### PROBLEM TO WORK ON
How many lines in the data hold the string "Masak"? State the number alone.

### RECORDED INFORMATION
==============================

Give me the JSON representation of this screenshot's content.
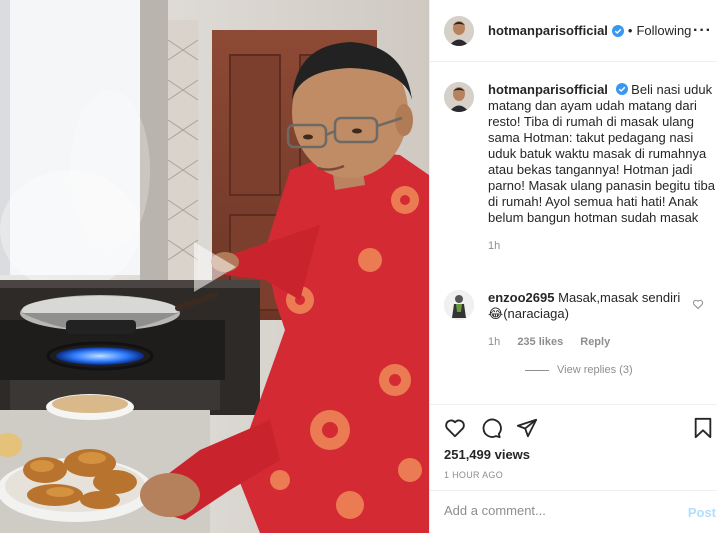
{
  "header": {
    "username": "hotmanparisofficial",
    "separator": "•",
    "follow_status": "Following",
    "more_icon": "more-options-icon"
  },
  "caption": {
    "username": "hotmanparisofficial",
    "text": "Beli nasi uduk matang dan ayam udah matang dari resto! Tiba di rumah di masak ulang sama Hotman: takut pedagang nasi uduk batuk waktu masak di rumahnya atau bekas tangannya! Hotman jadi parno! Masak ulang panasin begitu tiba di rumah! Ayol semua hati hati! Anak belum bangun hotman sudah masak",
    "time": "1h"
  },
  "comment": {
    "username": "enzoo2695",
    "text_line1": "Masak,masak sendiri",
    "emoji": "😂",
    "text_line2": "(naraciaga)",
    "time": "1h",
    "likes": "235 likes",
    "reply": "Reply"
  },
  "view_replies": "View replies (3)",
  "actions": {
    "views": "251,499 views",
    "time_ago": "1 HOUR AGO"
  },
  "add_comment": {
    "placeholder": "Add a comment...",
    "post_label": "Post"
  },
  "colors": {
    "verified": "#3897f0",
    "post_disabled": "#b2dffc",
    "muted": "#8e8e8e",
    "robe": "#d42a33",
    "flame": "#2f7bff"
  }
}
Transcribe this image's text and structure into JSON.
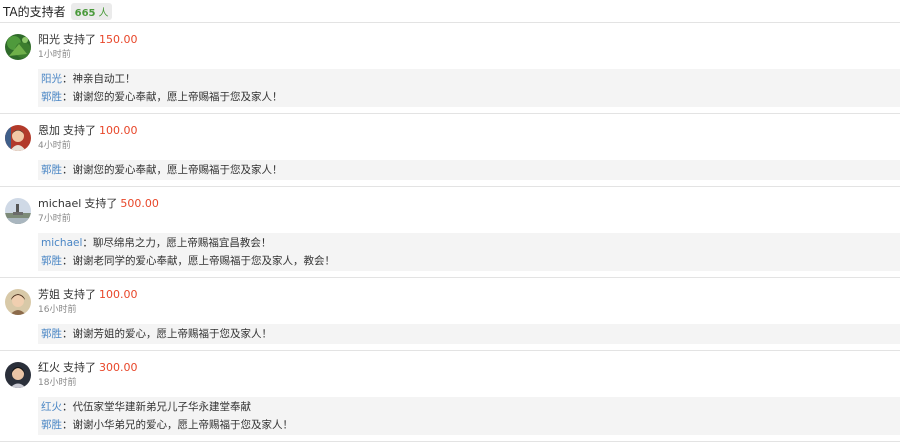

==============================

### REPLY
2